Extracted records section start

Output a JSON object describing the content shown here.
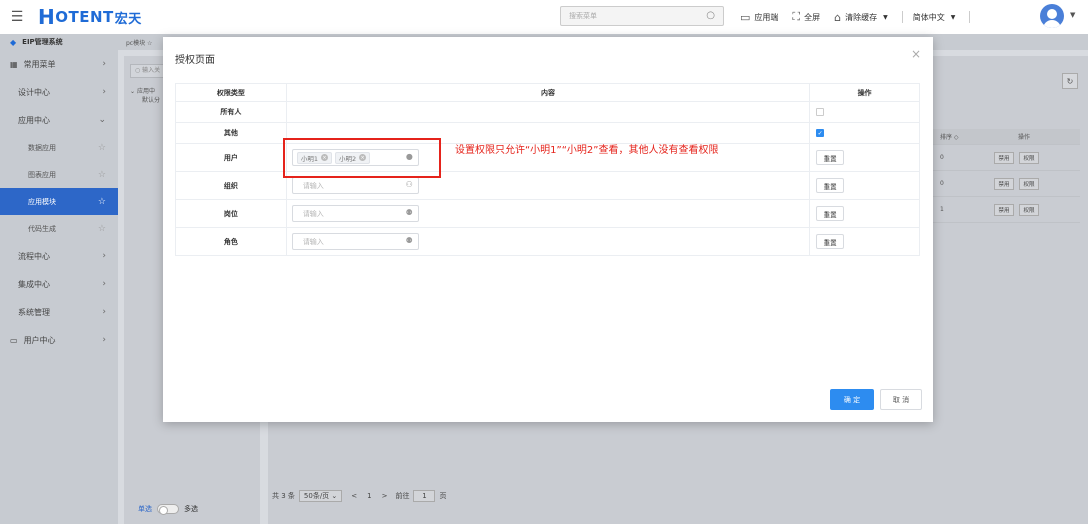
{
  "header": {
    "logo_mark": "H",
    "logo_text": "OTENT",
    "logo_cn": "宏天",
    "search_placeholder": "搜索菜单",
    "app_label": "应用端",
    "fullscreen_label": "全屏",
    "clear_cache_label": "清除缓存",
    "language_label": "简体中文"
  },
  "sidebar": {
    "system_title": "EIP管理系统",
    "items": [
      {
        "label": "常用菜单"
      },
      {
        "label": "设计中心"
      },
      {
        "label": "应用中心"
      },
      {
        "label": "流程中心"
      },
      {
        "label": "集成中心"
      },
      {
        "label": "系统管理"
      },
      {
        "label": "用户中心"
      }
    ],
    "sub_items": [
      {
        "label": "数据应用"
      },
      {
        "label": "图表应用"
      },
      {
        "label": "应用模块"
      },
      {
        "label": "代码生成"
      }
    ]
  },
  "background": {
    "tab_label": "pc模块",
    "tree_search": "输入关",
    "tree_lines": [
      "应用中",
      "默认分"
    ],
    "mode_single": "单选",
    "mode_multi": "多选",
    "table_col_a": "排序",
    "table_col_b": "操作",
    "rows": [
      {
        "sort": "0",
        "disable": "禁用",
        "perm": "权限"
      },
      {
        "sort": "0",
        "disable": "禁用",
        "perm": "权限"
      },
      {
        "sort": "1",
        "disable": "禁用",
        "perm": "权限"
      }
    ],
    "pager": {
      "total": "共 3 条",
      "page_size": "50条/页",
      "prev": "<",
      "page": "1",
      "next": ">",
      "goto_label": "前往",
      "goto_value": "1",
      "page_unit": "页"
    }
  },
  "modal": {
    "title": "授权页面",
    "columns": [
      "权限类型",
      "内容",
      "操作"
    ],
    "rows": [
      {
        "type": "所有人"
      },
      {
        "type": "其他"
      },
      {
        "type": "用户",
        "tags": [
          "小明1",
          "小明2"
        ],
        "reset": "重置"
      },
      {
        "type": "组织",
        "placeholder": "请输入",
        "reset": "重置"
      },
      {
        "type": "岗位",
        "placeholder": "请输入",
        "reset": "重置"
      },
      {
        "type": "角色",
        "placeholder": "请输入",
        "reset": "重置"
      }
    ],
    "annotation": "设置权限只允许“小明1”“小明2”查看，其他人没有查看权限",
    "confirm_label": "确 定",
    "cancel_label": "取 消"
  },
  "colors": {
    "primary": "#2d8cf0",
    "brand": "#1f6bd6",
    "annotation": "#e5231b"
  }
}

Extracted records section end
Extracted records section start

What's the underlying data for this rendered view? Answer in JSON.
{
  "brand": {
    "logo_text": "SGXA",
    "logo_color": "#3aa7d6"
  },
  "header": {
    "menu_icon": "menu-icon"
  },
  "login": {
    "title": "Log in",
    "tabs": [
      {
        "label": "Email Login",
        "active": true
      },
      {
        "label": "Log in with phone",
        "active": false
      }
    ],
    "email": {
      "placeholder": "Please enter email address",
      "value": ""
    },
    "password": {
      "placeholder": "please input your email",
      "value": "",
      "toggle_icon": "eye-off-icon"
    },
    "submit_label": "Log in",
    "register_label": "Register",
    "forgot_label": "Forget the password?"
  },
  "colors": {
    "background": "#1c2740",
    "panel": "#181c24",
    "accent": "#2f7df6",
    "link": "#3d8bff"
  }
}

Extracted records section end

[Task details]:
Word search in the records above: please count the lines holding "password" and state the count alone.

[Exercise answer]:
2